What is so beautiful to me is that the new Christians are literally giving everything away so that no one will be hungry or homeless and doing it all in gladness and joy. The Body of Christ, the early Church, kept growing every day. The story of the beginning of the Church is just so awesome. The Church is alive, vibrant, and growing as The Body of Christ.
Unfortunately, this is not how many have experienced the Church. Oftentimes I see those who have been left behind or excluded from the Church and they tell me that they haven't had that kind of loving and accepting experience. I think at some point in time the Church forgot what it meant to be the Body of Christ.
We all know of people (or maybe we are those people) who have been wounded by the Church. We know that churches can be places filled with gossip, infighting, corruption, greed, abuses of power, and abuses of people. There are churches that say God and the Church loves everyone and then silence the voices of women, persons of African descent, and members of the LGBT community. If the Church is the Body of Christ, then the Church may need to use its ears more and its mouth less.
So, what is the Good News?
The Good News is that it is not up to us! Although we should desire to be conformed to the likeness of Christ, we do not need to be saints or angels for God to live, move, and work within the Church. God is still working in and through the messiness of the Church and its individual members. The Church is God's Beloved, and God is not done working with her.
The Spirit is at work when other people’s failings hurt us and when our shortcomings fail other people. The history of the Church is kind of like what my uncle has learned…there are more family members than was let on and he has found that my family is made up of Revolutionary War and Civil War deserters, “Scarlet Letters”, half-brothers\sisters and cousins unbeknownst to the “true full-blooded family.”
If we just get stuck on those beautiful passages from Acts and fail to read the rest of The Acts of the Apostles, we do the Church and ourselves a disservice. For if we read on, we will see that even in that young, beautiful, growing church, they had their stories of embezzlement, church conflict, racial exclusion, leadership failures, congregational self-destruction, and infighting. And yet The Church survived and grew.
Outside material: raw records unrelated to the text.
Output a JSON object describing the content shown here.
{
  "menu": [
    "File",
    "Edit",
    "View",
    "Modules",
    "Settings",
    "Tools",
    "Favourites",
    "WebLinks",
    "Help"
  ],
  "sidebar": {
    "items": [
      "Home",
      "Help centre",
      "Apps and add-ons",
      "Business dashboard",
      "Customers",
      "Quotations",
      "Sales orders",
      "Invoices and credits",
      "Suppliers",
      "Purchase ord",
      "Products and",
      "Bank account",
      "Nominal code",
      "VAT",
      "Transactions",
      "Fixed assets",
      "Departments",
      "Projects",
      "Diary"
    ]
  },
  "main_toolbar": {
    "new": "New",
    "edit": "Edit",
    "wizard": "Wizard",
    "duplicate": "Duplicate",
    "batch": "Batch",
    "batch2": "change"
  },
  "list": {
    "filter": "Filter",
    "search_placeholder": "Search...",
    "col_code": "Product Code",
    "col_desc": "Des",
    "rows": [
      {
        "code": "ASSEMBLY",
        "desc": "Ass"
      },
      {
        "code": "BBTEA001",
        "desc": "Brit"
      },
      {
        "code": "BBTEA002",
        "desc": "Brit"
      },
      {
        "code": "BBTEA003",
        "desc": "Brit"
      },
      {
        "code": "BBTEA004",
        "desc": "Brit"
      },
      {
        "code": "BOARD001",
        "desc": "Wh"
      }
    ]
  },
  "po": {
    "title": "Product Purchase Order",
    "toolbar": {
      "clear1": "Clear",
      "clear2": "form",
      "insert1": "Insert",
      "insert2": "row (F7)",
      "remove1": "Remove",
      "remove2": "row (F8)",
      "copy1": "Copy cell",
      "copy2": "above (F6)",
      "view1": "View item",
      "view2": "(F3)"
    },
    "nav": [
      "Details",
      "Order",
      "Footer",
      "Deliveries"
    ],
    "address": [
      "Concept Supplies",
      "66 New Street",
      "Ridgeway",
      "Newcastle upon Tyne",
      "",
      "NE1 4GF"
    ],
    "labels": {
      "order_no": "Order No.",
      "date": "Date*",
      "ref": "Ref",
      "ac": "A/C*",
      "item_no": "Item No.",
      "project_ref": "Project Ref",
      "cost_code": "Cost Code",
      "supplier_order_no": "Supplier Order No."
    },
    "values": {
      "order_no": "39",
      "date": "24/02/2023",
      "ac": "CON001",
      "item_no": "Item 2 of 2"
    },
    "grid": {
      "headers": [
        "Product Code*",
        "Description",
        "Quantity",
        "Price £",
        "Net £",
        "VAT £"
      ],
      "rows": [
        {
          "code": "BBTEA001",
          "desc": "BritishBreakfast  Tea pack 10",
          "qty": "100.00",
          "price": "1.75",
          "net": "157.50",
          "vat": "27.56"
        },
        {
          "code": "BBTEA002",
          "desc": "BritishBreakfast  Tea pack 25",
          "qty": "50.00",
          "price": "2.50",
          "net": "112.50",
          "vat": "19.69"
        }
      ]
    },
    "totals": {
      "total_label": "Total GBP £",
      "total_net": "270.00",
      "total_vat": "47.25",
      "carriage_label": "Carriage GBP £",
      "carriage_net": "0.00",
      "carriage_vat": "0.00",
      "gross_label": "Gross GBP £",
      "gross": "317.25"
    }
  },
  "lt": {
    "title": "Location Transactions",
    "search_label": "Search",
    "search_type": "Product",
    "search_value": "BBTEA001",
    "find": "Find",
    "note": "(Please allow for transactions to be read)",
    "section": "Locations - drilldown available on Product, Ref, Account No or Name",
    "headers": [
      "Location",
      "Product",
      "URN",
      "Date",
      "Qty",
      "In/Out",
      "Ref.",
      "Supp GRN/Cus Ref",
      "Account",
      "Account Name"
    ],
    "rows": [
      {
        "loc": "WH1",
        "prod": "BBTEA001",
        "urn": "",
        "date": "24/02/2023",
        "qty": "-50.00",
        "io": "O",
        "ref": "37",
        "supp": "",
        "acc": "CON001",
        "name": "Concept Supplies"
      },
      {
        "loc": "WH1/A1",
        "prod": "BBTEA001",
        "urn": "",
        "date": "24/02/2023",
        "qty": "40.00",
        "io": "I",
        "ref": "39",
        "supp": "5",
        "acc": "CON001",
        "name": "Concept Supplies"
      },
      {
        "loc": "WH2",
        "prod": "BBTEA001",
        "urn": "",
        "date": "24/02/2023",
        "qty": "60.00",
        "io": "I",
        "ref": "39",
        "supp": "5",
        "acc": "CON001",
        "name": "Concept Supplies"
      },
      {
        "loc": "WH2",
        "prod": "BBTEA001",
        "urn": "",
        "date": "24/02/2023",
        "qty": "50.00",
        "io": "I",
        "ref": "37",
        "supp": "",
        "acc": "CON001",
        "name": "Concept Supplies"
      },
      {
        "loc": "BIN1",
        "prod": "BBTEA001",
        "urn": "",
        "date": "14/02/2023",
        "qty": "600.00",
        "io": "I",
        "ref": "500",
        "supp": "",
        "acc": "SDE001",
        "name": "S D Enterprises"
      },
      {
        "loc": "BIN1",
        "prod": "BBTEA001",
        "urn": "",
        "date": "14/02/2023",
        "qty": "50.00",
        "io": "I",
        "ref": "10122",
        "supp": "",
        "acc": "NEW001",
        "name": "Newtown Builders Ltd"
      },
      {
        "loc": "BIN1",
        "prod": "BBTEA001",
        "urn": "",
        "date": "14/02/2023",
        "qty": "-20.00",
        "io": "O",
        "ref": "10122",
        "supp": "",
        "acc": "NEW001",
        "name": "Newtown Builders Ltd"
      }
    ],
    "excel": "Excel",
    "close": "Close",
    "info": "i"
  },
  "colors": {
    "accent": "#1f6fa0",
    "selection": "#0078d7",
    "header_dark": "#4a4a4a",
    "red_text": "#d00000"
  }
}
Despite the issues of the early Church and whatever may have taken place here in Apalachicola, Trinity is here and alive today – 184 years strong. Trinity is still moving, still growing and changing. The sin, shortcomings, and failures of the early Church didn't stop the Spirit from continuing to move and spread the Good News. Our current sins, shortcomings, and failures cannot stop the grace of the Holy Spirit from continuing to live and move in us and between us. In the Acts of the Apostles, the lead role is played neither by Peter nor Paul. It is played rather by the Holy Spirit, and it is that same Spirit that sweeps through our individual and corporate lives, whether we want it to or not; even when we can't see a way that things can be made new again.
The Good News is that Christ cannot be stopped by our sin or our failures, whether those sins are communal or individual. And the good news is that we are all welcome in all our brokenness, messiness, and diversity.
As the opening acclamation in the service of Baptism states:
“There is One Body, and one Spirit;
there is one hope in God’s call to us.”
The Church universal and Trinity Episcopal Church are one body made up of many different parts that look, move, feel, and act weird or strange at times. And while we know the pain the Church has caused, we can rest assured that the Spirit is busy creating a place for others and ourselves so that we can live, love, and serve Christ and His Church in all our own beautiful messiness.
Wishing you a blessed Ascension Day (May 13),